◆ **What the exercise asks**
When a line below contains the word "Download", copy that line.

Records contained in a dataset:
**********

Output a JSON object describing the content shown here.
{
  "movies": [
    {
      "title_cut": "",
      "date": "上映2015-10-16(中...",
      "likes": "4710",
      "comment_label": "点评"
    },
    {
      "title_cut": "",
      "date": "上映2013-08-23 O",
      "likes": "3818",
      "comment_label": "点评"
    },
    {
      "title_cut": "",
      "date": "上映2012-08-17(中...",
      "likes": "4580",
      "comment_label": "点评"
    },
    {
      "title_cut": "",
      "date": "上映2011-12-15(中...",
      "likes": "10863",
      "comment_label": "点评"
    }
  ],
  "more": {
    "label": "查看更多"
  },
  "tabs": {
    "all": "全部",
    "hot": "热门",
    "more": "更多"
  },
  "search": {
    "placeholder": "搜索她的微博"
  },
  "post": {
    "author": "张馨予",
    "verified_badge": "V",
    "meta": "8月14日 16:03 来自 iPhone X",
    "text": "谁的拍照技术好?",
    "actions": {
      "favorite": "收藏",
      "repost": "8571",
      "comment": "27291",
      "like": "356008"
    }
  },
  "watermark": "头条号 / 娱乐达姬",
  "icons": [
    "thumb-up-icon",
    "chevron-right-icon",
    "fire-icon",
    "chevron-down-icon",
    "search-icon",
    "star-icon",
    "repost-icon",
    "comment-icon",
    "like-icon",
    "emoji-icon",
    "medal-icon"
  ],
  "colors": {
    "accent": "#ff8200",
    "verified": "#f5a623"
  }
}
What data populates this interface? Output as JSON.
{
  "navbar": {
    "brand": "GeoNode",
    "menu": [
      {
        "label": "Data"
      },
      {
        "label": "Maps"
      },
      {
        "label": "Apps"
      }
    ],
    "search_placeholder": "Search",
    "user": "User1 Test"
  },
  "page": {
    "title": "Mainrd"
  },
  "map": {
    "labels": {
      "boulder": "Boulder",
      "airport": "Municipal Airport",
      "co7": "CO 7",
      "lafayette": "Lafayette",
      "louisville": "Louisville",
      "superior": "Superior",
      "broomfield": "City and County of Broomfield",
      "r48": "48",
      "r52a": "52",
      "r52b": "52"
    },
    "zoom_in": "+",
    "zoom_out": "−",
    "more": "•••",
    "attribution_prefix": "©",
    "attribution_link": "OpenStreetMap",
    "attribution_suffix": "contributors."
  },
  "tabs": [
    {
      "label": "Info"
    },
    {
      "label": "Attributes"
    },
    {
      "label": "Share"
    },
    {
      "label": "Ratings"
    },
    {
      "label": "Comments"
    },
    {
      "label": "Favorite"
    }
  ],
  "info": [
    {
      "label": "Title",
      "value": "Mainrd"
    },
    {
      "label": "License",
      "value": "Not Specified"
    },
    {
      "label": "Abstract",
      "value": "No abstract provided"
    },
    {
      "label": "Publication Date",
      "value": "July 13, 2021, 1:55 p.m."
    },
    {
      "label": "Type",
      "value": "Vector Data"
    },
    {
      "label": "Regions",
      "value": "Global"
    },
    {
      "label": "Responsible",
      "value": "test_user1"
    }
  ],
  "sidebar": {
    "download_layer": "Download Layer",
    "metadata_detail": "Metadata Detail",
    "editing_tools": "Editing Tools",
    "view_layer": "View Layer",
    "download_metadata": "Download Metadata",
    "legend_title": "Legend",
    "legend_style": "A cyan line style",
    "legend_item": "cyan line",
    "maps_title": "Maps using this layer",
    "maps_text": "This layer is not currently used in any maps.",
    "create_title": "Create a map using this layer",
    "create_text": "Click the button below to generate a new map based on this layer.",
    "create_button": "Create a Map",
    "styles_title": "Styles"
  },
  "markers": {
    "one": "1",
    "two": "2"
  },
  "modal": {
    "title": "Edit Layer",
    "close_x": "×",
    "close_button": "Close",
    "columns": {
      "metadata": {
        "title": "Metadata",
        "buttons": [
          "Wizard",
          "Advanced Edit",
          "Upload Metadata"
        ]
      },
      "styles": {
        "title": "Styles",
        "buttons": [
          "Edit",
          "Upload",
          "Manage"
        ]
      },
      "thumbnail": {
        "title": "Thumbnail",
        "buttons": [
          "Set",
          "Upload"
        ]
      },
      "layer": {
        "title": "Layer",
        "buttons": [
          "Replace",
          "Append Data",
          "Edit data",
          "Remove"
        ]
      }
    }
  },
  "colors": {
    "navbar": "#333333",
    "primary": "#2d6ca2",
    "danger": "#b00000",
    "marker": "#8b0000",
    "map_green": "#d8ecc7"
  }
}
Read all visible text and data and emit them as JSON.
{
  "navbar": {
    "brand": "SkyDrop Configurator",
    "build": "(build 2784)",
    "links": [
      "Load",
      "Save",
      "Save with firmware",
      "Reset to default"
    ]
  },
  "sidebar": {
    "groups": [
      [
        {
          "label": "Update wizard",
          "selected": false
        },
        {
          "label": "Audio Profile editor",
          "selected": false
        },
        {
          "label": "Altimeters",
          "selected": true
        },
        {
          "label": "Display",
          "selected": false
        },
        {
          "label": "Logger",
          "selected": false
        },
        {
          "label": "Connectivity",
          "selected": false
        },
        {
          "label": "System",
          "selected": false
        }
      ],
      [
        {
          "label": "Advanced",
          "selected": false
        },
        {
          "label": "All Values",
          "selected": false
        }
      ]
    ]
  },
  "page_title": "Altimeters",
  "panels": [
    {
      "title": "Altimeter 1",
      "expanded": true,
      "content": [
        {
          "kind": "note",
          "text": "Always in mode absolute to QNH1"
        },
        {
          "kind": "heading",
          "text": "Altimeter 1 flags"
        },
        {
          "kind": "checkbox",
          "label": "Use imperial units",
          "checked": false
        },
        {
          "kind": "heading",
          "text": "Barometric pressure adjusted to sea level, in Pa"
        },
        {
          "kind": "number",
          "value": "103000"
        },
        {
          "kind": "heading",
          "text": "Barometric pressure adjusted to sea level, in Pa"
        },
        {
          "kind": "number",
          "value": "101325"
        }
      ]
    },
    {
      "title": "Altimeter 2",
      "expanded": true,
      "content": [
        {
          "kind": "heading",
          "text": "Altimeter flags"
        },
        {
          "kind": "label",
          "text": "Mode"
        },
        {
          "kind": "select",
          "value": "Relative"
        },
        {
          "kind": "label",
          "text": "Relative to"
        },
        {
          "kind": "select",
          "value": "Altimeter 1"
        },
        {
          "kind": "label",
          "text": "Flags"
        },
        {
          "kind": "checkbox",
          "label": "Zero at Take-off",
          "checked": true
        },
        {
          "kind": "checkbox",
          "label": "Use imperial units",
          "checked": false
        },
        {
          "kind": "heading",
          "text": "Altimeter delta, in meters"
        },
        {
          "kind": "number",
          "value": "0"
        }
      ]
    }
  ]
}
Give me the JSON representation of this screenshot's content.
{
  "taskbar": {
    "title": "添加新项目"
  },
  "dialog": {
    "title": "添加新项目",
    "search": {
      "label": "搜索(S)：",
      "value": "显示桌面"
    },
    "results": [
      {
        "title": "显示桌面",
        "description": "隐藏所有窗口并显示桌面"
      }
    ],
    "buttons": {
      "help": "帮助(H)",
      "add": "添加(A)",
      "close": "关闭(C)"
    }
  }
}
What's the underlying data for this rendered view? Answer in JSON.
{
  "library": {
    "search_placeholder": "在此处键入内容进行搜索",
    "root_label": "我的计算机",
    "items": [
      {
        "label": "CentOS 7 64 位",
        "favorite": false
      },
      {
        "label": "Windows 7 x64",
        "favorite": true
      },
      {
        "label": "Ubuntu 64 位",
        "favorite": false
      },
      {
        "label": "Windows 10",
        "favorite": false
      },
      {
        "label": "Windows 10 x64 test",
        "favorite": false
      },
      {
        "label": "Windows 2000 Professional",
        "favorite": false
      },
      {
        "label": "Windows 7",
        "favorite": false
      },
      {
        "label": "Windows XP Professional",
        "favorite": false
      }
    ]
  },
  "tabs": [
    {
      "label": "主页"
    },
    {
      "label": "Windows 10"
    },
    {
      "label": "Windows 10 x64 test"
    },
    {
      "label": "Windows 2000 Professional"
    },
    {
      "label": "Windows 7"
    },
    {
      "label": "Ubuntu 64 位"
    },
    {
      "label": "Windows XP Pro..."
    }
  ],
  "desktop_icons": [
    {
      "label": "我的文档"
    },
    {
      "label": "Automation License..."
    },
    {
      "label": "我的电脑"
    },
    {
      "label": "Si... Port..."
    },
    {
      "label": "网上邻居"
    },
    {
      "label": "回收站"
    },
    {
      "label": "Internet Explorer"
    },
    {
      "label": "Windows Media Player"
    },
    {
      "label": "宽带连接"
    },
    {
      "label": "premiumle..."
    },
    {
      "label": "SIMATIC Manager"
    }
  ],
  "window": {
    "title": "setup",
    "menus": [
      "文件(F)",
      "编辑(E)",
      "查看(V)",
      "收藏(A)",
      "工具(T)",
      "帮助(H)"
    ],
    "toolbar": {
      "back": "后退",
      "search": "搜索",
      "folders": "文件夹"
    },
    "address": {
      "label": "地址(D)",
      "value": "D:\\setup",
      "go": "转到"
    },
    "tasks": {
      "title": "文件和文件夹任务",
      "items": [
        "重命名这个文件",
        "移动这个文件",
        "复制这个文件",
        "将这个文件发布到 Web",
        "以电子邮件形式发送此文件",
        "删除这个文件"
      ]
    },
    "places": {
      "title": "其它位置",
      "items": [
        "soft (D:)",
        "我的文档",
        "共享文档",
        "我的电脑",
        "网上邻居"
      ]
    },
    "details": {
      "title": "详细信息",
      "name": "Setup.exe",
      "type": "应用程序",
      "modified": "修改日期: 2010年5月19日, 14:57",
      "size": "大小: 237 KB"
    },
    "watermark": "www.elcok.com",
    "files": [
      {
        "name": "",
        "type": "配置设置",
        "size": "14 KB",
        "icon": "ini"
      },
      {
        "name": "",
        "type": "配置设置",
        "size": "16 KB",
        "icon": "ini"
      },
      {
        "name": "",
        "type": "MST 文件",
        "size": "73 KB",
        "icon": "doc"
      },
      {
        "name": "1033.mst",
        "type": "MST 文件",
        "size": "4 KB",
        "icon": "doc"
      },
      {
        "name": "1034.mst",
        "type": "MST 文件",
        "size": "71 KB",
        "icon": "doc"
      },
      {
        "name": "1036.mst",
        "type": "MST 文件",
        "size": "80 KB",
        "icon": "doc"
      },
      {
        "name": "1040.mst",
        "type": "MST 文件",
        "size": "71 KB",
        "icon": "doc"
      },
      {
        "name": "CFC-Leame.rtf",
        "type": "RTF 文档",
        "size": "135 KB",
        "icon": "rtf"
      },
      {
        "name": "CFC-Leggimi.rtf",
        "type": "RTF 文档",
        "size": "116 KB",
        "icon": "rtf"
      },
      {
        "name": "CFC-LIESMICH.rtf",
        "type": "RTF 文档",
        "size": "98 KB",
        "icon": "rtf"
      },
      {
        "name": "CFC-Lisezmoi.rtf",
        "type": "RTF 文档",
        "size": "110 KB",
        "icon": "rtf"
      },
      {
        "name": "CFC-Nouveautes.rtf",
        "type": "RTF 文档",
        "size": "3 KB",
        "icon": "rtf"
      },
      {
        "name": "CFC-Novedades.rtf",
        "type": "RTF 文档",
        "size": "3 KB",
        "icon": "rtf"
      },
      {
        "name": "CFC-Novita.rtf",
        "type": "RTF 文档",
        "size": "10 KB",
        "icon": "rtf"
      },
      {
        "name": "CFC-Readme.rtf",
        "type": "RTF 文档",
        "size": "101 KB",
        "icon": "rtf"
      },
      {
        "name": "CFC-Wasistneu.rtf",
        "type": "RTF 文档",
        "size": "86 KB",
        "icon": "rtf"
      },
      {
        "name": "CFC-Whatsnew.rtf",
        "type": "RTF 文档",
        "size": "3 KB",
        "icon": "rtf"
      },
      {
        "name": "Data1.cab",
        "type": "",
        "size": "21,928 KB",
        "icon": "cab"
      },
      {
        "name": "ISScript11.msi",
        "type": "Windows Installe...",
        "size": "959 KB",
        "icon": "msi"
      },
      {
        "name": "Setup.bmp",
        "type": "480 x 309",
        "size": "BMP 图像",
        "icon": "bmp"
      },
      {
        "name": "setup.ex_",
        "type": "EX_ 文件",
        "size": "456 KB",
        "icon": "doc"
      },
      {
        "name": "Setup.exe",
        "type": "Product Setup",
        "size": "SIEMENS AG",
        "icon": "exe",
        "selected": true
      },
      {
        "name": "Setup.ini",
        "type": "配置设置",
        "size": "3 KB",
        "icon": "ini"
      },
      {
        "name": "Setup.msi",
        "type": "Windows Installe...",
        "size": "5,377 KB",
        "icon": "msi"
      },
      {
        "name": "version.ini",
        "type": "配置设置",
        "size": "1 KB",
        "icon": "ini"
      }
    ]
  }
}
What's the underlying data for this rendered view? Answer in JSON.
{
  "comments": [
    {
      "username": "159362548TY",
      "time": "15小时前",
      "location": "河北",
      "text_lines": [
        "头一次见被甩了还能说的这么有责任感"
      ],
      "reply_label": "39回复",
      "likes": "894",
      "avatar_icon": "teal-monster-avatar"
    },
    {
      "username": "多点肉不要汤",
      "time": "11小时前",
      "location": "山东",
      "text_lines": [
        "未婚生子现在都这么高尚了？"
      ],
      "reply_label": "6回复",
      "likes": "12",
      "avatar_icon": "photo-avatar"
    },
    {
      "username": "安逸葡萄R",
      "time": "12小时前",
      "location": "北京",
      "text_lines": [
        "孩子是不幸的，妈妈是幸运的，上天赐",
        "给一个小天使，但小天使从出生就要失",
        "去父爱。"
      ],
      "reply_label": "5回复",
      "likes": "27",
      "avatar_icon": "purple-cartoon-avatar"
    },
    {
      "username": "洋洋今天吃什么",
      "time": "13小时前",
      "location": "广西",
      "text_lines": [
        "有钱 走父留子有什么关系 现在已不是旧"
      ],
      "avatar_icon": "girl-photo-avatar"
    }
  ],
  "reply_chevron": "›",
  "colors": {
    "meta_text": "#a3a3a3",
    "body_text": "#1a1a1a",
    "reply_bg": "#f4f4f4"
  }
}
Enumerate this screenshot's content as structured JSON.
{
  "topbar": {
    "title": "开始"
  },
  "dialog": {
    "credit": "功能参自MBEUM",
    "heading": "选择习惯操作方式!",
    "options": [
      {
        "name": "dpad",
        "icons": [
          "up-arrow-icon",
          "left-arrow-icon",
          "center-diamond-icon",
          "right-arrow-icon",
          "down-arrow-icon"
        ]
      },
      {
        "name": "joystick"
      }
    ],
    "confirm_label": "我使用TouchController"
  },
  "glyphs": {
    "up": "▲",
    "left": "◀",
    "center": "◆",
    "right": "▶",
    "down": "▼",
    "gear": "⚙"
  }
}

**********

◆ **Result for this exercise**
    "download_layer": "Download Layer",
    "download_metadata": "Download Metadata",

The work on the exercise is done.